Entry for 27 November 2009:
A clear emerging trend at the New Savoy Conference on Psychological Therapies in the NHS was a greater focus on Wellbeing (WB), of particular interest for us in the Counselling Unit because of ongoing discussions about the possibility of a departmental restructuring plan that might have us as part of a Department (or something) of Health and Wellbeing. We heard about WB in the inspiring opening talk by Cary Cooper (current President of BACP). We heard about WB in a speech from Andrew Burnham, Secretary of State for Health. Lord Layard talked about WB. There was a workshop on WB, which I attended. There was a session on enhancing WB in children and young people. And finally there was a session on WB in older adults. So WB was a major focus on the conference. However, it was much harder to tell exactly what was meant by WB. On the one hand, all mental health problems were being put under the heading of WB, which simply amounts to a trendy repackaging of Business as Usual. On the other hand, some presenters tried to go beyond relabeling distress as (absence of WB) by pointing to early intervention and prevention.
The detection/prevention angle seems to me to be a more legitimate use of the term WB, but left me with two thoughts. First, I was left with a large sense of déjà vu: Haven’t we been here before? Wasn’t this the main point of the community psychology movement of the 1970’s? When I was in graduate school, a lot of very bright people like Seymour Sarason, Julian Rappaport, George Albee, and many others spent a lot of time talking and writing about things like primary prevention (preventing problems from emerging in the first place), secondary prevention (identifying emerging problems in at-risk populations and addressing them before they get worse), and, in distant third place as not very good at all, tertiary prevention, which is pretty much business as usual: Working with individuals with full-blown problems, presumably to keep them from getting even worse or recurring in the future.
Second, over the course of the conference, it became clear to me that most of the people talking about WB were of the first variety, the repackagers.
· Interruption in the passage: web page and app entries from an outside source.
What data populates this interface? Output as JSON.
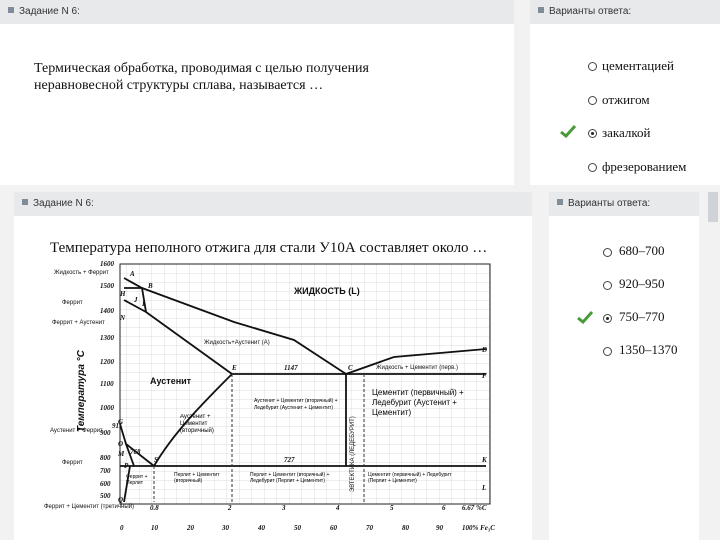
{
  "top": {
    "header": "Задание N 6:",
    "question": "Термическая обработка, проводимая с целью получения неравновесной структуры сплава, называется …",
    "answers_header": "Варианты ответа:",
    "options": [
      {
        "label": "цементацией",
        "selected": false
      },
      {
        "label": "отжигом",
        "selected": false
      },
      {
        "label": "закалкой",
        "selected": true
      },
      {
        "label": "фрезерованием",
        "selected": false
      }
    ]
  },
  "bottom": {
    "header": "Задание N 6:",
    "question": "Температура неполного отжига для стали У10А составляет около …",
    "answers_header": "Варианты ответа:",
    "options": [
      {
        "label": "680–700",
        "selected": false
      },
      {
        "label": "920–950",
        "selected": false
      },
      {
        "label": "750–770",
        "selected": true
      },
      {
        "label": "1350–1370",
        "selected": false
      }
    ]
  },
  "diagram": {
    "y_axis_label": "Температура °С",
    "y_ticks": [
      "1600",
      "1500",
      "1400",
      "1300",
      "1200",
      "1100",
      "1000",
      "900",
      "800",
      "700",
      "600",
      "500"
    ],
    "x_ticks_bottom": [
      "0",
      "10",
      "20",
      "30",
      "40",
      "50",
      "60",
      "70",
      "80",
      "90",
      "100% Fe₃C"
    ],
    "x_ticks_c": [
      "0.8",
      "2",
      "3",
      "4",
      "5",
      "6",
      "6.67 %С"
    ],
    "temps": [
      "1147",
      "911",
      "768",
      "727"
    ],
    "points": [
      "A",
      "B",
      "H",
      "I",
      "N",
      "J",
      "E",
      "C",
      "D",
      "F",
      "G",
      "P",
      "S",
      "K",
      "M",
      "O",
      "Q",
      "L"
    ],
    "regions": {
      "liquid": "ЖИДКОСТЬ (L)",
      "liquid_austenite": "Жидкость+Аустенит (А)",
      "liquid_cementite": "Жидкость + Цементит (перв.)",
      "austenite": "Аустенит",
      "austenite_cementite2": "Аустенит + Цементит (вторичный)",
      "a_c2_ledeburite": "Аустенит + Цементит (вторичный) + Ледебурит (Аустенит + Цементит)",
      "eutectic": "ЭВТЕКТИКА (ЛЕДЕБУРИТ)",
      "c1_ledeburite": "Цементит (первичный) + Ледебурит (Аустенит + Цементит)",
      "p_c2": "Перлит + Цементит (вторичный)",
      "p_c2_ledeburite": "Перлит + Цементит (вторичный) + Ледебурит (Перлит + Цементит)",
      "c1_ledeburite_low": "Цементит (первичный) + Ледебурит (Перлит + Цементит)",
      "ferrite_pearlite": "Феррит + Перлит",
      "austenite_ferrite": "Аустенит + Феррит"
    },
    "left_labels": [
      "Жидкость + Феррит",
      "Феррит",
      "Феррит + Аустенит",
      "Аустенит + Феррит",
      "Феррит",
      "Феррит + Цементит (третичный)"
    ]
  }
}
That is, we (and I do include myself) don’t really have a clue about how to do prevention. We are experts at psychotherapy/counselling, that is, the poor cousin, the tertiary brand of prevention; this is what we do and this is what we are good at. Turn us loose on prevention programs and we are out of our depth and more likely to do more harm that good. For example, early identification programs can end up stigmatizing kids through singling them out for intervention. Even more disturbing is what happens when psychologists or others try to intervene without doing the proper research beforehand. Again I speak from experience, having worked for several years in Toledo on an ill-conceived school-based anti-violence program.
One of the few presenters who illustrated what I would consider to be a well-grounded approach to WB was Sube Bannerjee, Professor of Mental Health and Aging at King’s College London, who gave a wonderful talk on developing programs for people with dementia, based in part on research on the trajectories by which people end up in care homes for dementia. However, based on what I heard at the conference it seems to me that what is really called for are well-targetted systemic interventions to prevent the worst effects of dementia. I think that there is a role for us, but it begins to look like Dot Weak’s and Pam Courcha’s research on teaching Pre-Therapy Contact Work to nurses and caregivers makes more sense than conventional counselling or psychotherapy.